Make sure everyone in your family knows what to do, including how to text, how to access the internet if available, how to use google maps, where you stashed the extra jugs of water, if they are needed and to pay attention for what is going on around them (smell gas? downed power lines? flooded streets with a current that can sweep people and cars away? tree limbs about to fall? where is high ground?)

***

http://www.nyc.gov/html/oem/downloads/pdf/hurricane_map_english.pdf

NYC OEM map of evacuation areas expected to have flooding / storm surge – if the hurricane comes that way

Includes where the shelters are (red dots indicate them).

**

DHSJournal Homeland Security

National Hurricane Center (@NHC_Atlantic) is online at http://www.hurricanes.gov & on your phone at hurricanes.gov/mobile #Irene

**

NYC_DOT NYC DOT

New Yorkers: For updates on the storm this weekend, follow @NotifyNYC and @NYCMayorsOffice for immediate news.

**

washingtonpost The Washington Post

#HurricanePrep: Get @CapitalWeather on your mobile device wapo.st/qY4wSy

**

Government in real-time: @FEMA‘s Hurricane #Irene Twitter list: bit.ly/onSwp2 Related: bit.ly/pVNifv #gov20

**

norfolkdistrict Corps of Engineers

#hastobesaid: Sewage treatment *could* be down for days. Have moist towelettes, garbage bags & plastic ties 4 personal sanitation #Irene

**

flightaware FlightAware

@FlightAware air travel page on Hurricane Irene with links to airline waivers, flight delay information, NOAA… fb.me/11Ddf0Wne

**

CraigatFEMA Craig Fugate

#Hurricane #Irene Storm Surge Probabilities nhc.noaa.gov/psurgegraphics…

**

USDA Dept. of Agriculture

RT @usdafoodsafety: USDA offers #foodsafety tips in preparation for #Hurricane #Irene go.usa.gov/km4

**

DHSJournal Homeland Security

What should a basic Hurricane kit contain? It’s not just water, food & a flashlight – see the list: 1.usa.gov/Ih7pJ

**

by AmBeautifulShow

Where I will be twittering retweets of places to find good info and current info about the hurricane, preparedness, and other nifty stuff.

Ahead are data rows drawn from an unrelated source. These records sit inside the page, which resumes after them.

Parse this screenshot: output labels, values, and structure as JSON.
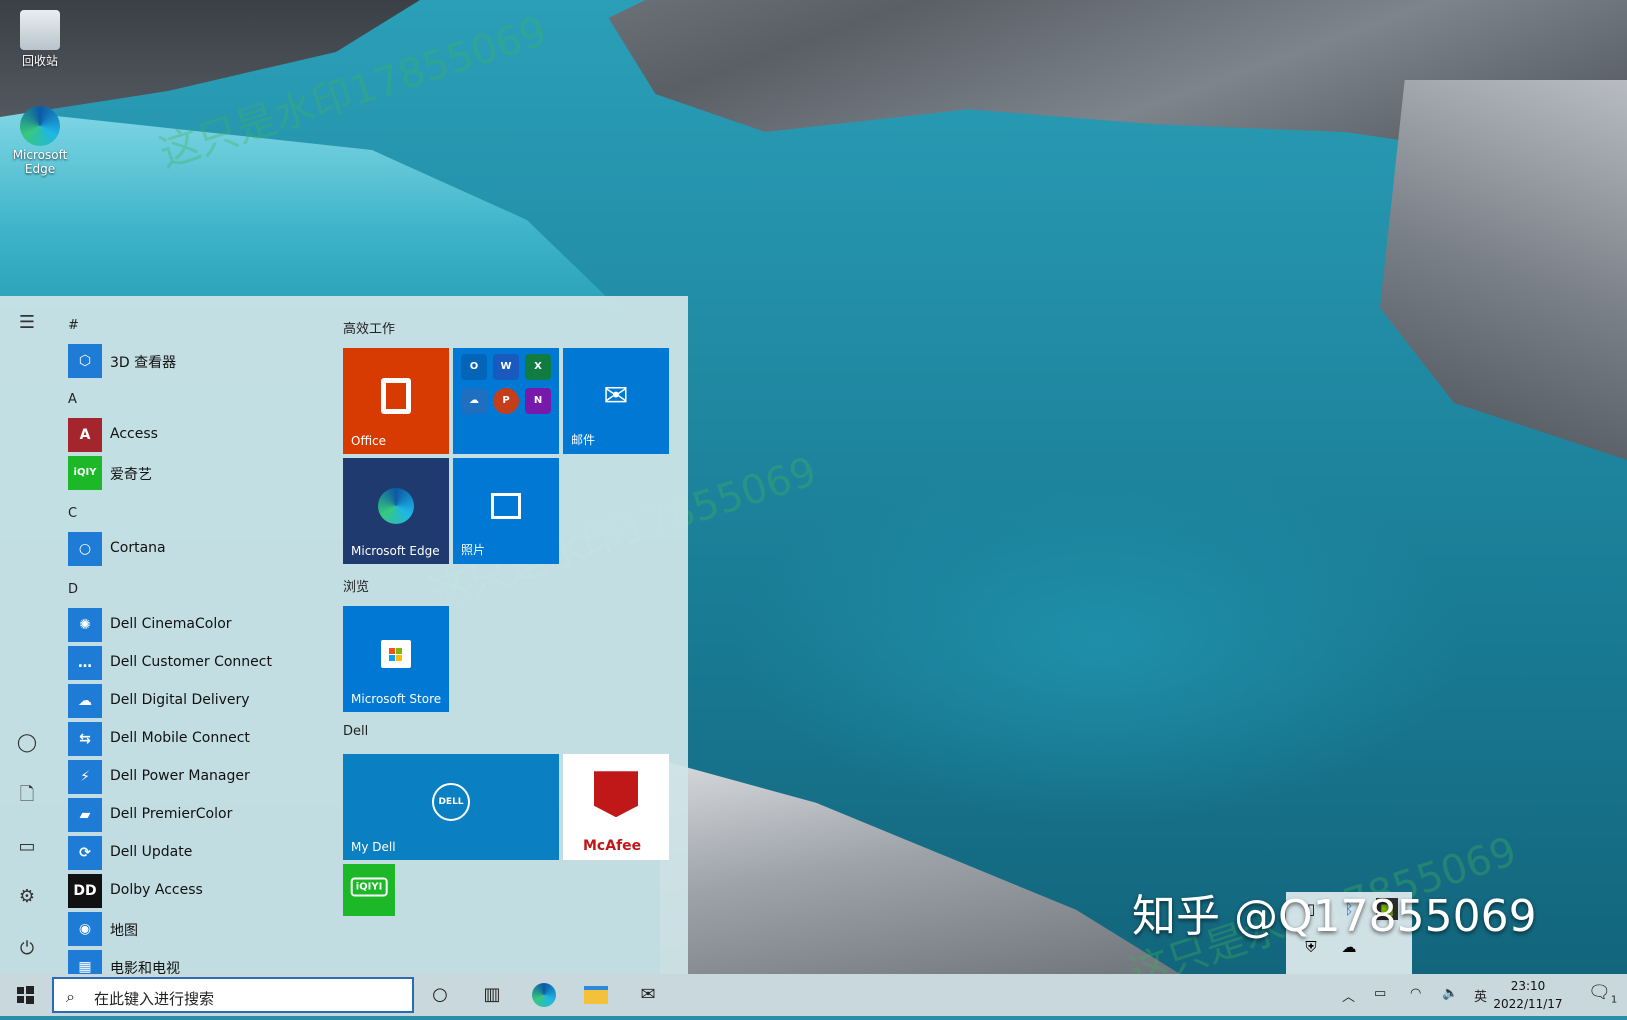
{
  "desktop": {
    "icons": [
      {
        "label": "回收站"
      },
      {
        "label": "Microsoft Edge"
      }
    ],
    "watermark_text": "这只是水印17855069",
    "brand_text": "知乎 @Q17855069"
  },
  "start_menu": {
    "rail_icons": [
      "menu-icon",
      "user-icon",
      "document-icon",
      "pictures-icon",
      "settings-icon",
      "power-icon"
    ],
    "groups": [
      {
        "letter": "#",
        "apps": [
          {
            "label": "3D 查看器",
            "icon": "cube-icon",
            "color": "#1e7bd6"
          }
        ]
      },
      {
        "letter": "A",
        "apps": [
          {
            "label": "Access",
            "icon": "access-icon",
            "color": "#a4262c"
          },
          {
            "label": "爱奇艺",
            "icon": "iqiyi-icon",
            "color": "#1cb828"
          }
        ]
      },
      {
        "letter": "C",
        "apps": [
          {
            "label": "Cortana",
            "icon": "cortana-icon",
            "color": "#1e7bd6"
          }
        ]
      },
      {
        "letter": "D",
        "apps": [
          {
            "label": "Dell CinemaColor",
            "icon": "cinemacolor-icon",
            "color": "#1e7bd6"
          },
          {
            "label": "Dell Customer Connect",
            "icon": "chat-icon",
            "color": "#1e7bd6"
          },
          {
            "label": "Dell Digital Delivery",
            "icon": "cloud-download-icon",
            "color": "#1e7bd6"
          },
          {
            "label": "Dell Mobile Connect",
            "icon": "mobile-connect-icon",
            "color": "#1e7bd6"
          },
          {
            "label": "Dell Power Manager",
            "icon": "power-plug-icon",
            "color": "#1e7bd6"
          },
          {
            "label": "Dell PremierColor",
            "icon": "premiercolor-icon",
            "color": "#1e7bd6"
          },
          {
            "label": "Dell Update",
            "icon": "dell-update-icon",
            "color": "#1e7bd6"
          },
          {
            "label": "Dolby Access",
            "icon": "dolby-icon",
            "color": "#111111"
          },
          {
            "label": "地图",
            "icon": "map-pin-icon",
            "color": "#1e7bd6"
          },
          {
            "label": "电影和电视",
            "icon": "film-icon",
            "color": "#1e7bd6"
          }
        ]
      }
    ],
    "sections": {
      "work_title": "高效工作",
      "browse_title": "浏览",
      "dell_title": "Dell"
    },
    "tiles": {
      "office": {
        "label": "Office",
        "color": "#d83b01"
      },
      "office_apps": [
        "O",
        "W",
        "X",
        "",
        "P",
        "N"
      ],
      "mail": {
        "label": "邮件",
        "color": "#0078d4"
      },
      "edge": {
        "label": "Microsoft Edge",
        "color": "#1f3a6e"
      },
      "photos": {
        "label": "照片",
        "color": "#0078d4"
      },
      "store": {
        "label": "Microsoft Store",
        "color": "#0078d4"
      },
      "mydell": {
        "label": "My Dell",
        "color": "#0a7fc2",
        "logo": "DELL"
      },
      "mcafee": {
        "label": "McAfee",
        "color": "#ffffff"
      },
      "iqiyi": {
        "label": "iQIYI",
        "color": "#1cb828"
      }
    }
  },
  "taskbar": {
    "search_placeholder": "在此键入进行搜索",
    "ime": "英",
    "time": "23:10",
    "date": "2022/11/17",
    "notification_count": "1"
  }
}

– cricketdiane

**

And – REMEMBER THIS – If the power has been off three days, the food in your fridge is NOT GOOD. It is not safe to eat. Food poisoning on top of everything else can be a cruel addition to an otherwise difficult situation and can even be life threatening. Just throw it away and don’t chance getting sick or making anyone else sick from it.

**

Advertisements